◆ EXERCISE ◆
What is needed is an exact copy of all the entries below.

──────────

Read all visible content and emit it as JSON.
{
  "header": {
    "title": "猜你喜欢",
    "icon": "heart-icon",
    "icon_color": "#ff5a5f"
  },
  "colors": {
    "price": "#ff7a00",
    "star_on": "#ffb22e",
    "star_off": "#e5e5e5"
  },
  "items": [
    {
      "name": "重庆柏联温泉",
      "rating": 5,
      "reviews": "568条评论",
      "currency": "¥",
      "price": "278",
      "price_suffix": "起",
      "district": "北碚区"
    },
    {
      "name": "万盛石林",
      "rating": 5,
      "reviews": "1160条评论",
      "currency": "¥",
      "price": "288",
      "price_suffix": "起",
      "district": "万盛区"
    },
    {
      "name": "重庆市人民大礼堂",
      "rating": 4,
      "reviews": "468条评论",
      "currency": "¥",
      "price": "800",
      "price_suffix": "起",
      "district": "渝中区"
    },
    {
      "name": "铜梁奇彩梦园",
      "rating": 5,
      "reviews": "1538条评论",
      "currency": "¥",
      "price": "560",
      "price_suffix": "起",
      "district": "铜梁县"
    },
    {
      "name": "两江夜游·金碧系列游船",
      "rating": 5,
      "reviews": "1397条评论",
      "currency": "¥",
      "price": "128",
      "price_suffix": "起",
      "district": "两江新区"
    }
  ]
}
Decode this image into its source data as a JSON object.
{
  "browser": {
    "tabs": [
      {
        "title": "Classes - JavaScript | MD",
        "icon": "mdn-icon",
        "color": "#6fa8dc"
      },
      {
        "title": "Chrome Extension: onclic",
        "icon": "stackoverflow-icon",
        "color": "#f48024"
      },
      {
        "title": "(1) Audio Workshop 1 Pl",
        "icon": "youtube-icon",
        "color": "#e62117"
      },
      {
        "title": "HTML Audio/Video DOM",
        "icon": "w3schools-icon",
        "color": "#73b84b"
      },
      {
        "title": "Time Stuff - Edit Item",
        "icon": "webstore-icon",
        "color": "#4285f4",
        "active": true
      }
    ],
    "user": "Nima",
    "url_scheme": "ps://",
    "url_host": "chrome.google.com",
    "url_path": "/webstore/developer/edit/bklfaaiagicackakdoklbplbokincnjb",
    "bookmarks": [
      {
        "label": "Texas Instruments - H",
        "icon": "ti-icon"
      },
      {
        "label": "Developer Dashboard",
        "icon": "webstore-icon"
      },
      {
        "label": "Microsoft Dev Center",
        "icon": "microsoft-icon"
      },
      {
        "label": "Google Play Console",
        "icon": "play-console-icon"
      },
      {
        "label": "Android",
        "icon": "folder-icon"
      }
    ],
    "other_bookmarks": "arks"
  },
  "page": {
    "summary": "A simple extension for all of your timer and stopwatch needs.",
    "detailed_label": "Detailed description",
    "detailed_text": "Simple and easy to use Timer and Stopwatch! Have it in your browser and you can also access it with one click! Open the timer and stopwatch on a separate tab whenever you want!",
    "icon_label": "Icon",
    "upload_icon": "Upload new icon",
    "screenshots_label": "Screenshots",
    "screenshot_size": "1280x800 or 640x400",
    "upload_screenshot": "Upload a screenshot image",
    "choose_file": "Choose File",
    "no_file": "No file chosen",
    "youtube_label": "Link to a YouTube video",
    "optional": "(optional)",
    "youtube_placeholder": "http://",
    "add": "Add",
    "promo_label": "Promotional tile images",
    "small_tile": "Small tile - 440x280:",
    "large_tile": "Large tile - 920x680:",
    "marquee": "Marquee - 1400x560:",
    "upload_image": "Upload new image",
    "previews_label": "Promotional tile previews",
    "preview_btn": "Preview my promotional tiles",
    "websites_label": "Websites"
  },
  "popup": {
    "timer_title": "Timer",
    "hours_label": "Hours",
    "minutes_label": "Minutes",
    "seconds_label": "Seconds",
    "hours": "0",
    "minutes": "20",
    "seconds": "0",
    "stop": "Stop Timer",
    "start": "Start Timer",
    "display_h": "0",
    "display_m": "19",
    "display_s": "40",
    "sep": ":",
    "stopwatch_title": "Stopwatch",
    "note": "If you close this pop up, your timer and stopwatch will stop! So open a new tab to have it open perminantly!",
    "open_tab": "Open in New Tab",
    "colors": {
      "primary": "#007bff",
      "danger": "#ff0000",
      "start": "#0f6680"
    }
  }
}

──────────

◆ SOLUTION TO THIS PROBLEM ◆
Read all visible content and emit it as JSON.
{
  "header": {
    "title": "猜你喜欢",
    "icon": "heart-icon",
    "icon_color": "#ff5a5f"
  },
  "colors": {
    "price": "#ff7a00",
    "star_on": "#ffb22e",
    "star_off": "#e5e5e5"
  },
  "items": [
    {
      "name": "重庆柏联温泉",
      "rating": 5,
      "reviews": "568条评论",
      "currency": "¥",
      "price": "278",
      "price_suffix": "起",
      "district": "北碚区"
    },
    {
      "name": "万盛石林",
      "rating": 5,
      "reviews": "1160条评论",
      "currency": "¥",
      "price": "288",
      "price_suffix": "起",
      "district": "万盛区"
    },
    {
      "name": "重庆市人民大礼堂",
      "rating": 4,
      "reviews": "468条评论",
      "currency": "¥",
      "price": "800",
      "price_suffix": "起",
      "district": "渝中区"
    },
    {
      "name": "铜梁奇彩梦园",
      "rating": 5,
      "reviews": "1538条评论",
      "currency": "¥",
      "price": "560",
      "price_suffix": "起",
      "district": "铜梁县"
    },
    {
      "name": "两江夜游·金碧系列游船",
      "rating": 5,
      "reviews": "1397条评论",
      "currency": "¥",
      "price": "128",
      "price_suffix": "起",
      "district": "两江新区"
    }
  ]
}
Decode this image into its source data as a JSON object.
{
  "browser": {
    "tabs": [
      {
        "title": "Classes - JavaScript | MD",
        "icon": "mdn-icon",
        "color": "#6fa8dc"
      },
      {
        "title": "Chrome Extension: onclic",
        "icon": "stackoverflow-icon",
        "color": "#f48024"
      },
      {
        "title": "(1) Audio Workshop 1 Pl",
        "icon": "youtube-icon",
        "color": "#e62117"
      },
      {
        "title": "HTML Audio/Video DOM",
        "icon": "w3schools-icon",
        "color": "#73b84b"
      },
      {
        "title": "Time Stuff - Edit Item",
        "icon": "webstore-icon",
        "color": "#4285f4",
        "active": true
      }
    ],
    "user": "Nima",
    "url_scheme": "ps://",
    "url_host": "chrome.google.com",
    "url_path": "/webstore/developer/edit/bklfaaiagicackakdoklbplbokincnjb",
    "bookmarks": [
      {
        "label": "Texas Instruments - H",
        "icon": "ti-icon"
      },
      {
        "label": "Developer Dashboard",
        "icon": "webstore-icon"
      },
      {
        "label": "Microsoft Dev Center",
        "icon": "microsoft-icon"
      },
      {
        "label": "Google Play Console",
        "icon": "play-console-icon"
      },
      {
        "label": "Android",
        "icon": "folder-icon"
      }
    ],
    "other_bookmarks": "arks"
  },
  "page": {
    "summary": "A simple extension for all of your timer and stopwatch needs.",
    "detailed_label": "Detailed description",
    "detailed_text": "Simple and easy to use Timer and Stopwatch! Have it in your browser and you can also access it with one click! Open the timer and stopwatch on a separate tab whenever you want!",
    "icon_label": "Icon",
    "upload_icon": "Upload new icon",
    "screenshots_label": "Screenshots",
    "screenshot_size": "1280x800 or 640x400",
    "upload_screenshot": "Upload a screenshot image",
    "choose_file": "Choose File",
    "no_file": "No file chosen",
    "youtube_label": "Link to a YouTube video",
    "optional": "(optional)",
    "youtube_placeholder": "http://",
    "add": "Add",
    "promo_label": "Promotional tile images",
    "small_tile": "Small tile - 440x280:",
    "large_tile": "Large tile - 920x680:",
    "marquee": "Marquee - 1400x560:",
    "upload_image": "Upload new image",
    "previews_label": "Promotional tile previews",
    "preview_btn": "Preview my promotional tiles",
    "websites_label": "Websites"
  },
  "popup": {
    "timer_title": "Timer",
    "hours_label": "Hours",
    "minutes_label": "Minutes",
    "seconds_label": "Seconds",
    "hours": "0",
    "minutes": "20",
    "seconds": "0",
    "stop": "Stop Timer",
    "start": "Start Timer",
    "display_h": "0",
    "display_m": "19",
    "display_s": "40",
    "sep": ":",
    "stopwatch_title": "Stopwatch",
    "note": "If you close this pop up, your timer and stopwatch will stop! So open a new tab to have it open perminantly!",
    "open_tab": "Open in New Tab",
    "colors": {
      "primary": "#007bff",
      "danger": "#ff0000",
      "start": "#0f6680"
    }
  }
}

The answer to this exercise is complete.